The Libertarian Party of Iowa annual convention will be held on Saturday, March 22, 2014.LocationThe Hilton Garden Inn in Johnston, IA. has been chosen as the site of the convention. Directions: from I-80/35 go north on 86th St. one block and turn left. You’re there.Registration$25 paid in advance (must be received by 3-18-2014). $35.00 at the door.Register online using PayPal by clicking the Register button, or send a check to the address below.

(Please specify “Convention” in the purpose field when registering online)


Alternatively you can send a personal check the address listed below:

Libertarian Party of Iowa 2014 Convention
PO Box 480
Des Moines, IA 50302

The business meeting, held after lunch, is free to paid members. If you plan to attend only the business portion of the meeting, please RSVP to tim@lpia.org by March 18th.

Registration at the door will start at 8:30 am.

Morning Session Agenda (9 am to noon)

Platform Committee presents proposed changes

Constitution and Bylaws Committee presents proposed changes

State of the Iowa Party Report – by Keith Laube, LPIA Chair

Presentation of Awards

Dianna Visek, National Libertarian Party Regional Representative

Dr. Don Racheter, President of the Iowa Public Interest Institute

Lunch (provided at the hotel)

Business Meeting Agenda (starts at 1 pm)

Committee and Officer Reports

Vote on Platform and Constitution/Bylaws changes

2014 Candidate Nominations

Election of LPIA Executive Committee officer open positions

Nominate delegates to attend the National LP Convention in Columbus, Ohio, June 26-29, 2014

After the convention we will convene in the hotel lobby/bar for a social hour

Run For Office!

As a reminder to everyone, the annual state convention, where we nominate our candidates, is just two months away. If you are interested in running for office as a Libertarian in the 2014 election, please e-mail Jake Porter at  jake@lpia.org

Organizing in Logan, Iowa

Thanks for the great turnout Logan! Who will be next?

Candidate Training – 9AM to Noon – October 26th, 2013 in Newton, Iowa

You are invited to attend a candidate training session sponsored by the Libertarian Party of Iowa. The training will be very helpful to anyone who is a candidate in 2013, planning to be a candidate in 2014, or thinking about helping a campaign. There is no charge to attend.

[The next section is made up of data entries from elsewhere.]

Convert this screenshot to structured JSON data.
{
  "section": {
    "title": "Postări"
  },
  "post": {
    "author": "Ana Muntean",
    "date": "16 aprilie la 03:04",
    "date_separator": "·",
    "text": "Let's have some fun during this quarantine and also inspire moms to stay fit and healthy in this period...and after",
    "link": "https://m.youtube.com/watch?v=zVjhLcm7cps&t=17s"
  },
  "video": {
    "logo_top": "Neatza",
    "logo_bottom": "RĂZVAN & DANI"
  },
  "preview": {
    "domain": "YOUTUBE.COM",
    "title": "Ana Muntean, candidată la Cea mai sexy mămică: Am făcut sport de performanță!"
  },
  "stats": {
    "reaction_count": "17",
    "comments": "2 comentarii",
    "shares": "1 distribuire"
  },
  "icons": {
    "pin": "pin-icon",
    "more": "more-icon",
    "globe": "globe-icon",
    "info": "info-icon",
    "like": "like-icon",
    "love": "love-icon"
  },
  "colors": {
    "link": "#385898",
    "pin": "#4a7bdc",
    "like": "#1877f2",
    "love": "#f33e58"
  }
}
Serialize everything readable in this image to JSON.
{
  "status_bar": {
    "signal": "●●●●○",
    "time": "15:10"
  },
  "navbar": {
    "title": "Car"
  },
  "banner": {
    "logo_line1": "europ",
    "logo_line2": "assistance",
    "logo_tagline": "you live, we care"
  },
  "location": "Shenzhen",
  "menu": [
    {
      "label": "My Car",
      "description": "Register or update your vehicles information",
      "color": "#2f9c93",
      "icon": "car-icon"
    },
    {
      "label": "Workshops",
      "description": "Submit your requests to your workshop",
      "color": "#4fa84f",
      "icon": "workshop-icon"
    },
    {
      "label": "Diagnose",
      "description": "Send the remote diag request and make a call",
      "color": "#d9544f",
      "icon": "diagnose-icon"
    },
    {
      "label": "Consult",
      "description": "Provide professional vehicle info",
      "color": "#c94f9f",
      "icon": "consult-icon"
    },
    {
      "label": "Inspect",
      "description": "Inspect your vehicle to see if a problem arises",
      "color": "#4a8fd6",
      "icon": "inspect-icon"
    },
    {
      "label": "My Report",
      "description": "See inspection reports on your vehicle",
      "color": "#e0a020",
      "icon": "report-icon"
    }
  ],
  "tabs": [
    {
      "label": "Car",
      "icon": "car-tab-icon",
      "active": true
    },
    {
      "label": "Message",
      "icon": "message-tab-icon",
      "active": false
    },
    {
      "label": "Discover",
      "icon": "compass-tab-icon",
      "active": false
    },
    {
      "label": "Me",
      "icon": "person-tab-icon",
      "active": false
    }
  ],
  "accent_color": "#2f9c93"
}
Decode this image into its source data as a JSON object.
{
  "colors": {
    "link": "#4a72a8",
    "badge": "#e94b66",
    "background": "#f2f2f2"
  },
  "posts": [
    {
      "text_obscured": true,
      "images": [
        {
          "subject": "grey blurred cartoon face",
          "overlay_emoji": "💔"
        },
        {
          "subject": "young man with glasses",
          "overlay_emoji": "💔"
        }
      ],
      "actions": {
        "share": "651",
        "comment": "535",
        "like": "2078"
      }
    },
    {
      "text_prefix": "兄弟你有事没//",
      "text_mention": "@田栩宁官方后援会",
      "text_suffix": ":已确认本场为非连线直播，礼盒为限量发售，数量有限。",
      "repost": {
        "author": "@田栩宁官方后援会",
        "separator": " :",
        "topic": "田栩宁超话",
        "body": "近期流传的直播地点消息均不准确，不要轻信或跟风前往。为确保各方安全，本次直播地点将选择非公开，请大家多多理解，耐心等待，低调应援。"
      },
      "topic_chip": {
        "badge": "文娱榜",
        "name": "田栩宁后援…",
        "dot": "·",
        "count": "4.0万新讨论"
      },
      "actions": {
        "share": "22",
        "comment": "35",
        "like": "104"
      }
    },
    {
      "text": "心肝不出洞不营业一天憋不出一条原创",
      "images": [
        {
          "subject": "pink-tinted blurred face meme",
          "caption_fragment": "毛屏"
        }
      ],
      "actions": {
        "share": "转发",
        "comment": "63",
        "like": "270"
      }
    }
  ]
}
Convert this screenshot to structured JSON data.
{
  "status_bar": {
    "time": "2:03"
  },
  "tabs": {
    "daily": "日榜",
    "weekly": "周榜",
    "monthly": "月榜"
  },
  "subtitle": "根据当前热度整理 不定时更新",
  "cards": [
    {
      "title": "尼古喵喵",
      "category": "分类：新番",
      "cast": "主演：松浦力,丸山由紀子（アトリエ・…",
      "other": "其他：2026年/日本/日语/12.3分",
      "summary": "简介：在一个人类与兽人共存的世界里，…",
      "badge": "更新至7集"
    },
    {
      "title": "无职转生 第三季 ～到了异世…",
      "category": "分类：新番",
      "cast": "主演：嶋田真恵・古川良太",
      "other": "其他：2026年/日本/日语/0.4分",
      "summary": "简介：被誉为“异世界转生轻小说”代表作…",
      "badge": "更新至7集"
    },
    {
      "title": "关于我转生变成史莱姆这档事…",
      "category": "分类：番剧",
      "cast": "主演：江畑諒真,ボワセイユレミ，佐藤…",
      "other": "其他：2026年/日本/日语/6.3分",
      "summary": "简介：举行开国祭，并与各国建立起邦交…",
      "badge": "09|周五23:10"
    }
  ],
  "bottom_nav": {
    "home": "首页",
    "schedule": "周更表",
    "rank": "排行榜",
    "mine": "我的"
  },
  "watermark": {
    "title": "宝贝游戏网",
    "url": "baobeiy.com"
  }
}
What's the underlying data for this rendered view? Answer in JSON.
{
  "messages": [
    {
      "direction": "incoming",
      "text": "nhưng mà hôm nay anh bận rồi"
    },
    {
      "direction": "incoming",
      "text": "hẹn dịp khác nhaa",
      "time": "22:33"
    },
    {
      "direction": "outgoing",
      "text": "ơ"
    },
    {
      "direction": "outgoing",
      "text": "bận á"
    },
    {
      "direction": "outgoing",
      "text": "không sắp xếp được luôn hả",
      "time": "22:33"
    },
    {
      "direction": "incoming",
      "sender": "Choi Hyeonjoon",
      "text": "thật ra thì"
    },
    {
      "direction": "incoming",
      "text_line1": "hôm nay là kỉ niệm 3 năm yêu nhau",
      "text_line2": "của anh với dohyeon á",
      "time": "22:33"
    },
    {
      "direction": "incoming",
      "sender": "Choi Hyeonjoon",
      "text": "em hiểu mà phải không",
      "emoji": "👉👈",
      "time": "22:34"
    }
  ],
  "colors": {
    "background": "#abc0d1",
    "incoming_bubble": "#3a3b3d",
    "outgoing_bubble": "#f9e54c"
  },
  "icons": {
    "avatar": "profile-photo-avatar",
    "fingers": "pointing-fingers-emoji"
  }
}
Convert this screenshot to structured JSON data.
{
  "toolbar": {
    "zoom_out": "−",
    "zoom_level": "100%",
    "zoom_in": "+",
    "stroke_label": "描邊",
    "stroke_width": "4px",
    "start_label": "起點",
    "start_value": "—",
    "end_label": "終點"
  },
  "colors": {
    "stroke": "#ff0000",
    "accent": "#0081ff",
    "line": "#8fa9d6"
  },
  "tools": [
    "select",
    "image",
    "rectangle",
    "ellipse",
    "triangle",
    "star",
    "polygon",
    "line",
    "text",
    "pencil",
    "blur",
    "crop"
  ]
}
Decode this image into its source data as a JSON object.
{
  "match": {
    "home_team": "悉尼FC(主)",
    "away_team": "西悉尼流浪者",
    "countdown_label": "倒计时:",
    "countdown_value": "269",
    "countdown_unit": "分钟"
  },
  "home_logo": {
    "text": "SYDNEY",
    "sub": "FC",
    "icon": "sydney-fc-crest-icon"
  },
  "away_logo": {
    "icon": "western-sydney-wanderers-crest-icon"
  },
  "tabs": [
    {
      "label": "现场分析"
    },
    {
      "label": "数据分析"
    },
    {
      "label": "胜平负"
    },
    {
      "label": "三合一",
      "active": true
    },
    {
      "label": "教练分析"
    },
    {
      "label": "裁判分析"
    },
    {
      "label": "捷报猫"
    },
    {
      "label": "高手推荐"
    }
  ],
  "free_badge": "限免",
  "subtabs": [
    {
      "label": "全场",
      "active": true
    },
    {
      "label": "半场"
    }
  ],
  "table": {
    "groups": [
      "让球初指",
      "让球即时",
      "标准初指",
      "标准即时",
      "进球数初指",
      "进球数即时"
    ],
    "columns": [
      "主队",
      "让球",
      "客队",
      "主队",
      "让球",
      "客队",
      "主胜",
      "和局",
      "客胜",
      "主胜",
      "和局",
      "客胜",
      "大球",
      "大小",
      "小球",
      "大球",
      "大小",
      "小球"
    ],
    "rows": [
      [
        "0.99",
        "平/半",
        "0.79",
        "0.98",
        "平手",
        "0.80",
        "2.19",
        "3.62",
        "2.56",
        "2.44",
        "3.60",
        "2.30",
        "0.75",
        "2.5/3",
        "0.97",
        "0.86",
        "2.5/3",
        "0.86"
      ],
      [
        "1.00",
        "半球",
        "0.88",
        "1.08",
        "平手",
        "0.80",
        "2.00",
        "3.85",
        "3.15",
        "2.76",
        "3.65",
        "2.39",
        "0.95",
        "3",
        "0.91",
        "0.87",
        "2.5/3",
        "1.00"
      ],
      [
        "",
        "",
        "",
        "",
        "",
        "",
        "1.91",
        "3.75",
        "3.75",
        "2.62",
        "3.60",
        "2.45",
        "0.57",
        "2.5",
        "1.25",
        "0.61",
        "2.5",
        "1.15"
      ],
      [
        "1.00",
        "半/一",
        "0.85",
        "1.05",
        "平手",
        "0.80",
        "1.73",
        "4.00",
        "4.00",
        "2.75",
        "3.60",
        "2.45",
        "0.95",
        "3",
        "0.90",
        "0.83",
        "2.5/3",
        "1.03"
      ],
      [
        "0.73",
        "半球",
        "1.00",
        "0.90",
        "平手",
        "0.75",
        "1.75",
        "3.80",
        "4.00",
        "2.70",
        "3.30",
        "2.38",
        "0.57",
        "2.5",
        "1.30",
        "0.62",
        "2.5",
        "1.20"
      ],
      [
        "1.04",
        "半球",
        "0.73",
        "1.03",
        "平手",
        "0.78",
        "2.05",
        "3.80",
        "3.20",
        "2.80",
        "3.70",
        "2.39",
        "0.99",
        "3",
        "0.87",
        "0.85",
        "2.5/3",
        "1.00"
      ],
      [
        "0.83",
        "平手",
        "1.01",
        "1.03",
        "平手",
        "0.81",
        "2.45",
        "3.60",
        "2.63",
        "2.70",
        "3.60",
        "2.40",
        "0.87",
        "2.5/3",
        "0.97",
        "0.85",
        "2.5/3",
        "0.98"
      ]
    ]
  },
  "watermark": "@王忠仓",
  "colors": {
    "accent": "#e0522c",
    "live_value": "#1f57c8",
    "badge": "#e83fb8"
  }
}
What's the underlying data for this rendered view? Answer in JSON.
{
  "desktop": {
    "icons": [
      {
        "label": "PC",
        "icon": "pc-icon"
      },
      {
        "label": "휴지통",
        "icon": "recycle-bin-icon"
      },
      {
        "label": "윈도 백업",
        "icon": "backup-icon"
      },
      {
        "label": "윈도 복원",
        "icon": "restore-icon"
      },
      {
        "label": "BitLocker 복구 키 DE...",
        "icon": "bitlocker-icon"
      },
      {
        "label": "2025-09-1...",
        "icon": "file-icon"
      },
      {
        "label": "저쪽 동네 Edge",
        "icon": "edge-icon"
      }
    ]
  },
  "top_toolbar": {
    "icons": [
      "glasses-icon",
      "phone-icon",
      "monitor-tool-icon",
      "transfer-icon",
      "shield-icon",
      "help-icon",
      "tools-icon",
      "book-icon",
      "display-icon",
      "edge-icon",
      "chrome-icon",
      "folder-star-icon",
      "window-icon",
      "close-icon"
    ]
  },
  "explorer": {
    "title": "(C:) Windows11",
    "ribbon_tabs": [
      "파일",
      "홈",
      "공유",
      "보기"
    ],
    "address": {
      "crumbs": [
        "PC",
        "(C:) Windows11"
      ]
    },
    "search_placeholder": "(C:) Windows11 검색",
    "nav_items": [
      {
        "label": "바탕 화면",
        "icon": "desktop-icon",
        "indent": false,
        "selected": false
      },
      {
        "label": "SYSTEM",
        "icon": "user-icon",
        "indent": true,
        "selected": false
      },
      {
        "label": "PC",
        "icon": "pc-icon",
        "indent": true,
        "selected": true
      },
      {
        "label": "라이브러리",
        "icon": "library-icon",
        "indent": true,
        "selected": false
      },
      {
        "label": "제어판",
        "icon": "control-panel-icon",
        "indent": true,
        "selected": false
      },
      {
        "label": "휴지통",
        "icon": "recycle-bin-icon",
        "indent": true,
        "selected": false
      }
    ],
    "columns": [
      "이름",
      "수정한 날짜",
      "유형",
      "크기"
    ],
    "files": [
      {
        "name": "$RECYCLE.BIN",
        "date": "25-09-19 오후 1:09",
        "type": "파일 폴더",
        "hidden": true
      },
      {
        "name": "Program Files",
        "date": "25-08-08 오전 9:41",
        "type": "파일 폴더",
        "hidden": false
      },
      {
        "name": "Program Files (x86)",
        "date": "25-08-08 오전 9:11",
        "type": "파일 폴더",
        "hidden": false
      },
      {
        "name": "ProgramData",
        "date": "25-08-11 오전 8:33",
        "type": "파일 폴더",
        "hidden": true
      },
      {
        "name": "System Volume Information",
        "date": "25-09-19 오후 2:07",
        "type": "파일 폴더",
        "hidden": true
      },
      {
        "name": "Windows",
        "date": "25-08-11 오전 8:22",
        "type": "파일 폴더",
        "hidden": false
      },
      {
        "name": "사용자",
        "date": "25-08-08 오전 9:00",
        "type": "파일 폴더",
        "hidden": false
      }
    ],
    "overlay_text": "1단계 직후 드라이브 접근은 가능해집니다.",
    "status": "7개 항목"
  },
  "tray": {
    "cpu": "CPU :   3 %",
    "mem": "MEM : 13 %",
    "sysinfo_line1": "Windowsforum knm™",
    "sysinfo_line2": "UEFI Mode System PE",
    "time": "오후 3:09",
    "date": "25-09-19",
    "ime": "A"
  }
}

We appreciate those planning to attend to RSVP by noon on Friday Oct 25th, so we can plan accordingly, however we will accommodate all who come. Please RSVP by replying to this e-mail or sending an email to keith@lpia.org.

You may bring friends, family members, and campaign helpers who are Libertarians or who are interested in knowing more about the Libertarian Party.

You can download an agenda with speaker information and location details here: Agenda for Oct 2013 Candidate Training final

 

The Beginning of the End for Washington

Step back. Try for a moment to extrapolate what a government shutdown and discredited U.S. currency could do to the economy and the public’s faith in government. Think beyond next year’s congressional elections or even the 2016 presidential race. Factor in existing demographic and social trends. I did, and this is what I concluded:

http://www.nationaljournal.com/politics/the-beginning-of-the-end-for-washington-20131001